xpdf is the quickest pdf reader I know of. No full screen mode and has trouble with the occasional bit of exotic pdf weirdness, but otherwise a good staple. Evince is nice for full screen reading, especially with a functional joystick, and will even rotate the doc, eliminating almost all of what I wanted general X rotation for.
dillo works well for reading simple html, though kind of ugly, and no CSS. dillo is being ported to fltk which should improve its looks enormously. Maybe it will get some other advanced HTML support in the process. There are also, of course, the text based browsers, w3m, lynx, links,... which are good enough for many purposes, but I will mention links2 in particular becaus it turns out to have a graphics mode. Start it as 'links2 -g' and you get a fully functional graphical web brower. It is slamming fast, probably faster then dillo. Like dillo it lacks CSS, frames, Java, Flash, ... links2 is also remarkable because it can use the linux frame buffer device for output so in can run directly from the console, that is, without X! There is a bit of a disadvantage when trying to use this on the ProGear without a keyboard as the touchscreen is not immediately available as a pointer, and, of course, there are no means for text input.

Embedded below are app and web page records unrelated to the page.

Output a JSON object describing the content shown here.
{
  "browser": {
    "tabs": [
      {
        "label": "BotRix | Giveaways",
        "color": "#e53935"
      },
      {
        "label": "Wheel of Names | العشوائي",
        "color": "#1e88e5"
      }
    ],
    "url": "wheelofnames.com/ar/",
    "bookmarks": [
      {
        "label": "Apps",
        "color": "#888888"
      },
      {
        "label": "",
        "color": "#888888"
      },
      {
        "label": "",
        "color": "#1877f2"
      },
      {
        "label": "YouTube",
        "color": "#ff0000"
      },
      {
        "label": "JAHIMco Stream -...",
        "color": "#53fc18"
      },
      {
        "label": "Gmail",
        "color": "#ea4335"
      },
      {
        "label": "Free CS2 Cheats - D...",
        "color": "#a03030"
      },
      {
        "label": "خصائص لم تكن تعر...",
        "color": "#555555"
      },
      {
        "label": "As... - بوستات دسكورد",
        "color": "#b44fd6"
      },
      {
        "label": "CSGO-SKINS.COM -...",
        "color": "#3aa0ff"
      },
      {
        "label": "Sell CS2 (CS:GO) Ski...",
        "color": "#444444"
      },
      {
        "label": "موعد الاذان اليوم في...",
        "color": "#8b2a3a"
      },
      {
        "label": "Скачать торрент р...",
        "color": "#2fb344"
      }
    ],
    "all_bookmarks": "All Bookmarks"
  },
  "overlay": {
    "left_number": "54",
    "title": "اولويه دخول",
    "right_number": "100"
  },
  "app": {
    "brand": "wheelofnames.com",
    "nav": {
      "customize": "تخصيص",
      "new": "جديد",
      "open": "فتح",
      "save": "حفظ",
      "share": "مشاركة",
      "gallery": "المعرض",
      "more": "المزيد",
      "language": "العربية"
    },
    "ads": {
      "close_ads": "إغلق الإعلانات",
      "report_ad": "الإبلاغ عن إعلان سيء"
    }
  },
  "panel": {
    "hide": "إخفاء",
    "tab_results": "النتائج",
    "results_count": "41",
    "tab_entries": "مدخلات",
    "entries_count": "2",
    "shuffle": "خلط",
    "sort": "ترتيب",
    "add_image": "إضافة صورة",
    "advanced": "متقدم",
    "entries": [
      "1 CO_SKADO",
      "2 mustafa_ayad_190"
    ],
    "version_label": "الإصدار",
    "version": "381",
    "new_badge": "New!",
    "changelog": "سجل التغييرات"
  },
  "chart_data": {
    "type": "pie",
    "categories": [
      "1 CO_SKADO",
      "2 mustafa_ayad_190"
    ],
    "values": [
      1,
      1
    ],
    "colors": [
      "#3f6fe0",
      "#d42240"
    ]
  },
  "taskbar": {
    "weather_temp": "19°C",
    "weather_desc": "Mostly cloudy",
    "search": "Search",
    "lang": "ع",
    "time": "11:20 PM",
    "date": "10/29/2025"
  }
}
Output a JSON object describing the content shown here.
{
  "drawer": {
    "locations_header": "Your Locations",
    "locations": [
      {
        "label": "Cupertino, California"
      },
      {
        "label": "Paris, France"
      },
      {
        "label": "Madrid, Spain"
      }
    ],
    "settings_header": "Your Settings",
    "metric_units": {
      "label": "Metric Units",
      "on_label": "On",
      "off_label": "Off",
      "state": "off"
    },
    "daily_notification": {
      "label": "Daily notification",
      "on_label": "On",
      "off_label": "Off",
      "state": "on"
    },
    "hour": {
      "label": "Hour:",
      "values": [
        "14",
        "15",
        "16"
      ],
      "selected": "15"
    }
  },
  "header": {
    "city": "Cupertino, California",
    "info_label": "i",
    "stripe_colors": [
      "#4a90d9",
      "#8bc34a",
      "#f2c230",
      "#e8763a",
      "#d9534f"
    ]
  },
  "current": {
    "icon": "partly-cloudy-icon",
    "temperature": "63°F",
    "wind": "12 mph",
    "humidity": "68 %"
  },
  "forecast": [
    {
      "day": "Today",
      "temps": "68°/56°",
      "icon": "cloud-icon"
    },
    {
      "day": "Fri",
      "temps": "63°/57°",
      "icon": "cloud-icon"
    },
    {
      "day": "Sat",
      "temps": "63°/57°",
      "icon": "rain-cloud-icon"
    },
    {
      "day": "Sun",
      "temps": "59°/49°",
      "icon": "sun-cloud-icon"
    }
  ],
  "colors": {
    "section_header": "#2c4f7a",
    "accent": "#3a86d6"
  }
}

For other tools, rox-filer is fine filemanager for this environment, though it will not allow icons on the desktop without letting rox-session manager you entire session and basically run the rox desktop, which is not bad, but also not great enough to be worth the trouble.
gpe-sketchbook is much faster than gournal.
For input xvkbd, xstroke and wmwrite are still all useful in their own way. WMWrite needs an update. An integrated solution like Opie or GPE would be great here.